The Saudi REITs to date have a combined market value of around SAR3.36 billion (US$894.95 million), representing a 10% rise in value since their individual listings, and are being actively traded, which is clearly what you need to avoid zombie listings that quickly fall out of favor with everyone concerned. Combined with a further 30 listings being prepared in the wings, this is a clear success story.
While this is great for its own sake, including a liberation of real estate investment for many more people than was previously possible, coincidentally or not it has come at a time when more people are talking about Islamic funds, whether listed or not.
It’s been a decade since funds fell out of favor with the credit crunch leading many investors to want more control over their real estate investments, preferring to select individual transactions for themselves or participating as part of a small club of investors. However, this can often make it hard to get diversification or for large institutional investors to deploy the volume of capital they wish.

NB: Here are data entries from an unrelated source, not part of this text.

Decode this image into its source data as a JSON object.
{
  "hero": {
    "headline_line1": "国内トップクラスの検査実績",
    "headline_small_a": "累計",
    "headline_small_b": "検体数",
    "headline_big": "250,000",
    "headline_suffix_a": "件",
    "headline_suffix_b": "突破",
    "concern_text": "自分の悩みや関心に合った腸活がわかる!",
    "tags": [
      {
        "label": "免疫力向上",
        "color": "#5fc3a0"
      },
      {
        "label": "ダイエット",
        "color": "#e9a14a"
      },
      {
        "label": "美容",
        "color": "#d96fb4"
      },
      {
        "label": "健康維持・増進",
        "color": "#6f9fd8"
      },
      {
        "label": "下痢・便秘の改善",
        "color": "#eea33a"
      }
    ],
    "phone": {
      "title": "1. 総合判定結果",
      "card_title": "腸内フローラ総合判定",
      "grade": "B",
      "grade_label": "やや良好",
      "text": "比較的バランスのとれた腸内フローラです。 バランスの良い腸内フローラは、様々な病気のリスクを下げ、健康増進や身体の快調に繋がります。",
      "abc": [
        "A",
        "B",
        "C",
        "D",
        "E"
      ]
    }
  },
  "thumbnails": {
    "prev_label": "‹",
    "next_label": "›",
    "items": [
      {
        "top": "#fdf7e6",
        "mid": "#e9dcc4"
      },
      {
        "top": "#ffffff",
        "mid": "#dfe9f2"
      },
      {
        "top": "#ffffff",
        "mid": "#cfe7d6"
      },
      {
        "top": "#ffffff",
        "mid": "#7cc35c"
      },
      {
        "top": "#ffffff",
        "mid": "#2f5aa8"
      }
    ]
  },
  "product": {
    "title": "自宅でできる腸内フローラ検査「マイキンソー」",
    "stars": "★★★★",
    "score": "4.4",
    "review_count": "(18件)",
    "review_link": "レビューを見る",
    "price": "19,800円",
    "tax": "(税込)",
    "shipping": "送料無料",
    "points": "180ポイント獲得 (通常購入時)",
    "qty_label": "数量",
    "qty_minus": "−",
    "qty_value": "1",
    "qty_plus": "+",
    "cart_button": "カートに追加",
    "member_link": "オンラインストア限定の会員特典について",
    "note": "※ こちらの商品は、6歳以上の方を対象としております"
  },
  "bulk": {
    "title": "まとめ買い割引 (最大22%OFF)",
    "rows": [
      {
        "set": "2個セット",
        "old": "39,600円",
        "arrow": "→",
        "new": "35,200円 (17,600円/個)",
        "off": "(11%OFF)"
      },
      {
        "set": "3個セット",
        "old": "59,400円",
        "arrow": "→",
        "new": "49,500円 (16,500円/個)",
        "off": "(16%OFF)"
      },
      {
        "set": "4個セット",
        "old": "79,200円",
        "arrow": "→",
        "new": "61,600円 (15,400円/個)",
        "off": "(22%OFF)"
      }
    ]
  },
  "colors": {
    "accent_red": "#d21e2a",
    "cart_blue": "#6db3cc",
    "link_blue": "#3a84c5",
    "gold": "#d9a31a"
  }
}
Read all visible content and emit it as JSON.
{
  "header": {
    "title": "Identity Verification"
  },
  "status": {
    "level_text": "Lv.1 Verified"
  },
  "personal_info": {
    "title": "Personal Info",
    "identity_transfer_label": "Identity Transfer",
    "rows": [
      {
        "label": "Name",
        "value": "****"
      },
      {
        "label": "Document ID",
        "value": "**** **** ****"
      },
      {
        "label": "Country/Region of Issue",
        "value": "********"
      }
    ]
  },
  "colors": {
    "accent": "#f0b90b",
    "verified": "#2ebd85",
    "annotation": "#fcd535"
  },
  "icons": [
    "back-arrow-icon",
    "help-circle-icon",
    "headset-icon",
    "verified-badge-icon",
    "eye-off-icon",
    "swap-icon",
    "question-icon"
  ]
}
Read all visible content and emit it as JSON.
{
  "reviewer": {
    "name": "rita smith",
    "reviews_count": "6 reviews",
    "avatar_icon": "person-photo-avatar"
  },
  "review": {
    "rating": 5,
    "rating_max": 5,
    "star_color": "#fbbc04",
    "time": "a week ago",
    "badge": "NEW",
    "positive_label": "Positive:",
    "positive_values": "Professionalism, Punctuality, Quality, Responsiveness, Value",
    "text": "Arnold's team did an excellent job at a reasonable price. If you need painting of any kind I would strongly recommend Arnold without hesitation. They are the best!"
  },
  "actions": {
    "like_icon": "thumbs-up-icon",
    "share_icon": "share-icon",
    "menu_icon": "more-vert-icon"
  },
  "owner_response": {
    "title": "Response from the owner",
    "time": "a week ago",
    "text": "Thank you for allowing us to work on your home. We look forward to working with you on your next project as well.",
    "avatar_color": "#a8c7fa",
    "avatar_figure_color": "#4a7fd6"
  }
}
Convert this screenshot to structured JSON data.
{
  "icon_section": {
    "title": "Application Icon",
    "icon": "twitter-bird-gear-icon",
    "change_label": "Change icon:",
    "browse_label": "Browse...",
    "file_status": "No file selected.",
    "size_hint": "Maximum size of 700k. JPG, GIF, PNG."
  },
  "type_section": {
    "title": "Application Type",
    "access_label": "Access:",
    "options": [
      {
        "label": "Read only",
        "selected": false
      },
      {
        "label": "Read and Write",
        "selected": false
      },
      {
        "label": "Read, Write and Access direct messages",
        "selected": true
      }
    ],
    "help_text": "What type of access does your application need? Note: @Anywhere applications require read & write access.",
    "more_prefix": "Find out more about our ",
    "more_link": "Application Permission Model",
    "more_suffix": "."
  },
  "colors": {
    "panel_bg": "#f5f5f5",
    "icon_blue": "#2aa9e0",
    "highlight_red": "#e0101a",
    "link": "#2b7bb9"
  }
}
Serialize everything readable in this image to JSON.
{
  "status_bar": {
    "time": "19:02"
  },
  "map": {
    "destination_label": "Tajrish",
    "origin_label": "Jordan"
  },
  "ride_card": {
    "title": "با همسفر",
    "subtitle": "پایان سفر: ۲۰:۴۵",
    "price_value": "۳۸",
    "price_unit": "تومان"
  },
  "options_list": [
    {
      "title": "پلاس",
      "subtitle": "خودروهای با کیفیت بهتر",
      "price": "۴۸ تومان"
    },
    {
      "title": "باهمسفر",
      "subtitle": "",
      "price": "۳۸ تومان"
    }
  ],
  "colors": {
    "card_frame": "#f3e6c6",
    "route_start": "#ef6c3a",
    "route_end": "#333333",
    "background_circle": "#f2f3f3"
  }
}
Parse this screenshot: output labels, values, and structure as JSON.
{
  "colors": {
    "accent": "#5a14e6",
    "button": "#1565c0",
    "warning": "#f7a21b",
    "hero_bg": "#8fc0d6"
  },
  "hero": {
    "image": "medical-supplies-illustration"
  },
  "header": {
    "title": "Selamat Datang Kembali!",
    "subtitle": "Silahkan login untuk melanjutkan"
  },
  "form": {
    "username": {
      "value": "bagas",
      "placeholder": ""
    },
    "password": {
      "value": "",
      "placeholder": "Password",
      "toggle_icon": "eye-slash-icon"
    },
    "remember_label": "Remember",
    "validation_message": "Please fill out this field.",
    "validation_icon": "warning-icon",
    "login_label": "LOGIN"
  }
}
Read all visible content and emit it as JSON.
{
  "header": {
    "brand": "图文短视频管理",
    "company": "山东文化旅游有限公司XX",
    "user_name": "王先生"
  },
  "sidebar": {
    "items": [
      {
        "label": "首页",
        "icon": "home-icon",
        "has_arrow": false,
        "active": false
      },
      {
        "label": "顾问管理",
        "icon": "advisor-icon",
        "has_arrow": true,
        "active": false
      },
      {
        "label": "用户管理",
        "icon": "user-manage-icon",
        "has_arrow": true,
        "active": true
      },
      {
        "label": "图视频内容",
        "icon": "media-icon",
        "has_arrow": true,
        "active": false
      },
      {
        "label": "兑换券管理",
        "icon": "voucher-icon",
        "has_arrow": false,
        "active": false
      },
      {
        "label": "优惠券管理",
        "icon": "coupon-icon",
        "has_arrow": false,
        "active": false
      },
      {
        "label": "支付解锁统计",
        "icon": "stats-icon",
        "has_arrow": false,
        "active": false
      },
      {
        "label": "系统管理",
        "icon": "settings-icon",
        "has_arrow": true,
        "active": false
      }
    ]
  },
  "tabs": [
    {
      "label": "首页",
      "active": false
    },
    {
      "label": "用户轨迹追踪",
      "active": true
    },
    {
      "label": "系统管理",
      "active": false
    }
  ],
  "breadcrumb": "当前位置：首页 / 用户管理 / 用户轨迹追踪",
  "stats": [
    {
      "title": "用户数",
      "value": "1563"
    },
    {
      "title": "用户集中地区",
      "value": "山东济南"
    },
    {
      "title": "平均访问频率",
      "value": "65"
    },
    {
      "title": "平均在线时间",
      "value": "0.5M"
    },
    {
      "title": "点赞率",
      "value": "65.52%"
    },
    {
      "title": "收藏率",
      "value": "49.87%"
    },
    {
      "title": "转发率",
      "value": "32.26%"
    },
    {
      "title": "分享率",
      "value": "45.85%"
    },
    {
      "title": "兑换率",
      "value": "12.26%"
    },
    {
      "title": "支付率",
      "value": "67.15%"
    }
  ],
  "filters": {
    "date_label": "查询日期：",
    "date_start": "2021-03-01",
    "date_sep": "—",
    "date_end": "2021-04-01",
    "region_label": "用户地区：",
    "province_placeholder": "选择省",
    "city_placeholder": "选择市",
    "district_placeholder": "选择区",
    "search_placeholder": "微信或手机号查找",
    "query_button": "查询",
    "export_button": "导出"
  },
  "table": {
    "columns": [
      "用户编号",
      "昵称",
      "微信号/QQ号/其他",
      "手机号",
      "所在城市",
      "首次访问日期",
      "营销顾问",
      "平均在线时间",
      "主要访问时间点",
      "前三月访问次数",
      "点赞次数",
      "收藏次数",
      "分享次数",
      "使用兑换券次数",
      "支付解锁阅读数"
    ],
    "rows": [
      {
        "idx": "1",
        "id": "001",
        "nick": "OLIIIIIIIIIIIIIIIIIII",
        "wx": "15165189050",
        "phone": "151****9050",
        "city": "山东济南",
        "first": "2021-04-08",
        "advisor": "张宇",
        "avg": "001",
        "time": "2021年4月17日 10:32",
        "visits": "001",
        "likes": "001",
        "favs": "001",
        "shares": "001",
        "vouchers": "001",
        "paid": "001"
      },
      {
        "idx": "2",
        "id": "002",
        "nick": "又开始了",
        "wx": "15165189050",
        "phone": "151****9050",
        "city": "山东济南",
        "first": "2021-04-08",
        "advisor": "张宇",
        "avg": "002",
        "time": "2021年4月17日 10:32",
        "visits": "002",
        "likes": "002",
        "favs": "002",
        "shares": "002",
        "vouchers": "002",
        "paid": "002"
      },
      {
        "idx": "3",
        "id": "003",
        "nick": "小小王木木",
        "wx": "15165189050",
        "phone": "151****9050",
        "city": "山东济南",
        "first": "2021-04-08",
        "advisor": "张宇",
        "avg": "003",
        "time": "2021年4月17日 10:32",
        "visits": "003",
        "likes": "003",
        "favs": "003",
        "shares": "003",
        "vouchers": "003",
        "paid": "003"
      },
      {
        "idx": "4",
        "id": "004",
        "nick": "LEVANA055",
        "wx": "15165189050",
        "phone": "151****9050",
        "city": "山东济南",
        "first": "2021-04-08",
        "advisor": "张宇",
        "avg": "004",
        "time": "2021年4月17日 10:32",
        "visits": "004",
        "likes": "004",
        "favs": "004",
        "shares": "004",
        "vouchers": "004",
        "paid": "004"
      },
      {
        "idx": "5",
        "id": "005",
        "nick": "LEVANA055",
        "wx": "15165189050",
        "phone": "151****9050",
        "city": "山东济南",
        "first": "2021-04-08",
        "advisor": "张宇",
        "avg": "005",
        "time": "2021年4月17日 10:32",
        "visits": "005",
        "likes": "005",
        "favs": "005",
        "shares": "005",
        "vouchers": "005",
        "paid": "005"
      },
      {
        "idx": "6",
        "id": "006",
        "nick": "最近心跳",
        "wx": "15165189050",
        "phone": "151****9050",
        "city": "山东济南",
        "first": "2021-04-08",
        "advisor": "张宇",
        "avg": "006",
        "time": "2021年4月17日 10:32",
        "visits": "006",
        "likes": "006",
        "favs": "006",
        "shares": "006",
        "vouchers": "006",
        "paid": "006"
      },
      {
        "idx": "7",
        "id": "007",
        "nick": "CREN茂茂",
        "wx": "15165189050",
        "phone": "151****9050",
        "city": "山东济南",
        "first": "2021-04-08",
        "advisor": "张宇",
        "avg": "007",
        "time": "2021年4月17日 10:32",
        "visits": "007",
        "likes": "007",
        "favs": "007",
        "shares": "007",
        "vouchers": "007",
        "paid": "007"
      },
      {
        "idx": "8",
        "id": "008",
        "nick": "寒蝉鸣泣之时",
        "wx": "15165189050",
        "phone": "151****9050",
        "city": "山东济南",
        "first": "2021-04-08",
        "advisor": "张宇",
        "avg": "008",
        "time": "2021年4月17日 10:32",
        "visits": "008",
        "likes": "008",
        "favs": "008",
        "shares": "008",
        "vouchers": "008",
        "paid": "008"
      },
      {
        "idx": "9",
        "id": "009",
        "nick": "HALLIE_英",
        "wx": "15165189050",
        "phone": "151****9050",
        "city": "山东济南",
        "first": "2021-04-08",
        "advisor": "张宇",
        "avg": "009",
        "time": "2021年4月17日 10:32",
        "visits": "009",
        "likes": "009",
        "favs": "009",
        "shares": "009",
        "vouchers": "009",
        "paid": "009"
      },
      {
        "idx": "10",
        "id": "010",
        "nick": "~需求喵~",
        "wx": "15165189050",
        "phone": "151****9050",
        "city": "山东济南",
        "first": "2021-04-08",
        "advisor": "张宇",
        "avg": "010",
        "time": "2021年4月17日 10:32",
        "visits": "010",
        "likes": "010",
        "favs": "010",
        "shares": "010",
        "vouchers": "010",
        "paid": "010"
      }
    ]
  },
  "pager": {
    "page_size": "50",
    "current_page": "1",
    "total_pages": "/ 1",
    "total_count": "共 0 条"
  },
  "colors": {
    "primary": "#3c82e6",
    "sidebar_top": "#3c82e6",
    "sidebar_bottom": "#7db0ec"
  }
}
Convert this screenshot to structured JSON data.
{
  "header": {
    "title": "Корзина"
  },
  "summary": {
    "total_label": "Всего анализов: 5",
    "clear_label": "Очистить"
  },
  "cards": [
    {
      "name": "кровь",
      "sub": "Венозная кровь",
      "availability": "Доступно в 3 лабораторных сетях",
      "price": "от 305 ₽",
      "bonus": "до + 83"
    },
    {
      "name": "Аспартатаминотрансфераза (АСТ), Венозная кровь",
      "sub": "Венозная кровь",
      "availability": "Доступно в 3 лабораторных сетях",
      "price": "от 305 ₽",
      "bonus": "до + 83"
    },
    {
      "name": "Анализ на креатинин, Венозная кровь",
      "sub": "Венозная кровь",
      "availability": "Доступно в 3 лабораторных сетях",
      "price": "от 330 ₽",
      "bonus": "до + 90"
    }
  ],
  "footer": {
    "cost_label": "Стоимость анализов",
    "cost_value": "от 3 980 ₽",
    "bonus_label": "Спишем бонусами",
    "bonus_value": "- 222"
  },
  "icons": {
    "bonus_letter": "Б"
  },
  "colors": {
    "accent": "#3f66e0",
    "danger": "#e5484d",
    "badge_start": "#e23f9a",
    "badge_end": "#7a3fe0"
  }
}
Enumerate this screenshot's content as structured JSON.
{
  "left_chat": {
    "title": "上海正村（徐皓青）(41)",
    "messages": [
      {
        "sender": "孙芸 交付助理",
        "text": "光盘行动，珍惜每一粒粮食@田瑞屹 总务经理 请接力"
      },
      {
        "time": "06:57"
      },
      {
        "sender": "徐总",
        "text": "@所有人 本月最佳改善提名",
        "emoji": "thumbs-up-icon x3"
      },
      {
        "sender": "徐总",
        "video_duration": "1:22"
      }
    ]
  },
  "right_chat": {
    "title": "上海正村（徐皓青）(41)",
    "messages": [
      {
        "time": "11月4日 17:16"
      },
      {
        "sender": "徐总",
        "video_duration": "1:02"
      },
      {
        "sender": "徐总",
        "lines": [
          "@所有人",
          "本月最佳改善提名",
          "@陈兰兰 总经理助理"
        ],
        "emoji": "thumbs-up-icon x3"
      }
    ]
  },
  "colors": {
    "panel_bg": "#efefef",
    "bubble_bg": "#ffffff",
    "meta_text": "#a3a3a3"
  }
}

Meanwhile, as the cost of financing starts to rise, there can be savings by offering a pool of assets as collateral rather than stand-alone properties, further contributing to the attractiveness of funds.
Investor confidence will always vary, but I’m seeing appetite both for sector and geographic-specific funds where the seed assets have been identified, as well as much larger globally diversified initiatives where far greater trust is being placed with the fund manager, thanks in part to their co-investment.
This is all very encouraging for the Islamic finance world, and while some investors will always prefer their own assets, the success of REITs and the apparent appetite for funds would be a welcome return to the availability of choice for those seeing the attractions of bricks and mortar.
Original article appeared in Islamic Finance News.